2) Intval is supposed to return PHP_MAX_INT when int > PHP_MAX_INT (not int & 0xffffffff), but this only happens on some versions of PHP4 and PHP5. Different versions of PHP return different values when int > PHP_MAX_INT.

3) The following code can return 3 different results (see 1):

echo "Php max int: ".PHP_INT_MAX."\n";
echo "The Val: ".(-1580033017 + -2072974554)."\n";
echo "Intval of the val: ".intval(-3653007571)."\n";
echo "And 0xffffffff of the val: ".(-3653007571 & 0xffffffff)."\n";

It can return (which appears to be right for Intval but wrong for & 0xffffff)

Php max int: 2147483647
The Val: -3653007571
Intval of the val: -2147483648
And of the val: -2147483648

And it can return (which contradicts the PHP documentation for intval):

Php max int: 2147483647
The Val: -3653007571
Intval of the val: -641959725
And of the val: -641959725

And on 64 Bit machines it returns (which is correct):

Php max int: 2147483647
The Val: -3653007571
Intval of the val: -3653007571
And of the val: -641959725


Anyhow, I needed a solution that would work on all these platforms, and not be dependent upon quirks of a particular version of PHP compiled with a particular Max int. Thus I cam up with the following cross-PHP thirtyTwoBitIntval function:

function thirtyTwoBitIntval($value)
    if ($value < -2147483648)
        return -(-($value) & 0xffffffff);
    elseif ($value > 2147483647)
        return ($value & 0xffffffff);
    return $value;

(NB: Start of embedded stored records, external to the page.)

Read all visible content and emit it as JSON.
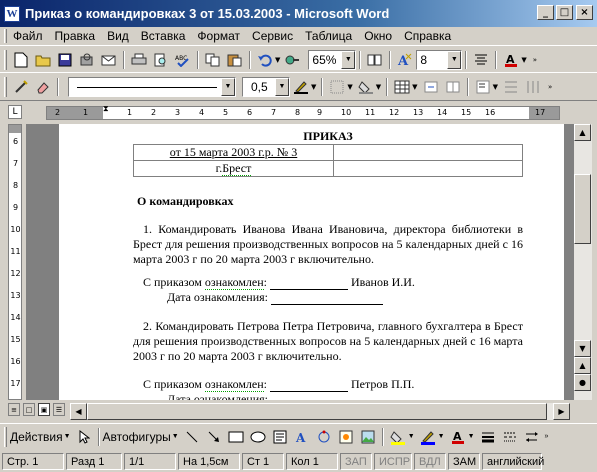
{
  "window": {
    "title": "Приказ о командировках 3 от 15.03.2003 - Microsoft Word",
    "app_letter": "W",
    "controls": [
      "_",
      "□",
      "×"
    ]
  },
  "menubar": {
    "items": [
      "Файл",
      "Правка",
      "Вид",
      "Вставка",
      "Формат",
      "Сервис",
      "Таблица",
      "Окно",
      "Справка"
    ]
  },
  "toolbar": {
    "zoom": "65%",
    "font_size": "8",
    "line_weight": "0,5",
    "icons": [
      "new-icon",
      "open-icon",
      "save-icon",
      "permission-icon",
      "mail-icon",
      "print-icon",
      "preview-icon",
      "spelling-icon",
      "copy-icon",
      "paste-icon",
      "undo-icon",
      "hyperlink-icon",
      "read-icon",
      "align-center-icon",
      "font-color-icon"
    ]
  },
  "ruler": {
    "h_ticks": [
      "2",
      "1",
      "1",
      "2",
      "3",
      "4",
      "5",
      "6",
      "7",
      "8",
      "9",
      "10",
      "11",
      "12",
      "13",
      "14",
      "15",
      "16",
      "17",
      "18"
    ],
    "v_ticks": [
      "6",
      "7",
      "8",
      "9",
      "10",
      "11",
      "12",
      "13",
      "14",
      "15",
      "16",
      "17"
    ]
  },
  "document": {
    "title": "ПРИКАЗ",
    "header_row1": "от 15 марта 2003 г.р. № 3",
    "header_row2_pre": "г.",
    "header_row2_city": "Брест",
    "heading": "О командировках",
    "para1": "1. Командировать Иванова Ивана Ивановича, директора библиотеки в Брест для решения производственных вопросов на 5 календарных дней с 16 марта 2003 г по 20 марта 2003 г включительно.",
    "sign1_pre": "С приказом",
    "sign1_word": "ознакомлен",
    "sign1_colon": ":",
    "sign1_name": "Иванов И.И.",
    "date_label": "Дата ознакомления:",
    "para2": "2. Командировать Петрова Петра Петровича, главного бухгалтера в Брест для решения производственных вопросов на 5 календарных дней с 16 марта 2003 г по 20 марта 2003 г включительно.",
    "sign2_pre": "С приказом",
    "sign2_word": "ознакомлен",
    "sign2_colon": ":",
    "sign2_name": "Петров П.П.",
    "date_label2": "Дата ознакомления:"
  },
  "drawbar": {
    "actions": "Действия",
    "autoshapes": "Автофигуры"
  },
  "status": {
    "page": "Стр. 1",
    "section": "Разд 1",
    "pages": "1/1",
    "at": "На 1,5см",
    "line": "Ст 1",
    "col": "Кол 1",
    "rec": "ЗАП",
    "trk": "ИСПР",
    "ext": "ВДЛ",
    "ovr": "ЗАМ",
    "lang": "английский"
  }
}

I do think the designers of PHP should have said an Int is a 32 Bit Int no matter whether it is running on a 32 or 64 or 128 bit machine (like the DotNet CLR for example), and didn't randomly upconvert it to a float depending on the number of Bits that PHP is compiler under.

  • 1
    I think you mean PHP_INT_MAX, not PHP_MAX_INT. – scotts Sep 3 '09 at 7:46

If you want to have 100% working solution for 32-bit intval both on 32 and 64 bit platforms, then I suggest you to use the following solution:

function intval32bits($value)
    $value = ($value & 0xFFFFFFFF);

    if ($value & 0x80000000)
        $value = -((~$value & 0xFFFFFFFF) + 1);

    return $value;

Internally, PHP uses an "integer" type for most numbers. However, these only go so far: if you add a large integer to a large integer, PHP will see that the result is too big to fit into a normal integer and will assign it to a floating-point number. Floating-point numbers (floats) themselves only go so high, however, and there's a point around the sixteen-digit mark where PHP will just lose the plot entirely.

There is an option to use arbitrary-precision mathematics which supports numbers of any size and precision, represented as strings. See more here: http://us2.php.net/bc


I think it may have to do with the integer in PHP being unsigned 32 bits as in C# they are signed 32 bits by default.

You are playing with numbers on the edge of the normal 31-32 bits range.

Please see additional documentation in the PHP manual:


The size of an integer is platform-dependent, although a maximum value of about two billion is the usual value (that's 32 bits signed). PHP does not support unsigned integers. Integer size can be determined using the constant PHP_INT_SIZE, and maximum value using the constant PHP_INT_MAX since PHP 4.4.0 and PHP 5.0.5.


Will this work?

echo (-1580033017 + -2072974554) & 0xffffffff

To generalise, you could do (pardon any syntax errors, I've not touched PHP for a long time):

function s32add($a, $b) {
    return ($a + $b) & 0xffffffff;

Check your version number of PHP - I believe it is possible you will get different results with different versions of PHP that may have differing support for long integers. I believe that there was a bug with long integers in at last one of the PHP 5 versions.

In version PHP 5.2.0 - the answer is EXACTLY the same as you got in C#


utilizing the exact function you have above.

You can use the phpinfo() command to find your version number, easily.

$x1 = -1580033017; 
$x2 = -2072974554; 
$x3 = -1170476976 ; 
$x4 = -1007518822;
echo f($x1, $x2, $x3, $x4);

function f($x1, $x2, $x3, $x4)
   return intval(intval(intval($x1 + $x2) ^ $x3) + $x4);

Your Answer

By clicking "Post Your Answer", you agree to our terms of service, privacy policy and cookie policy

Not the answer you're looking for? Browse other questions tagged or ask your own question.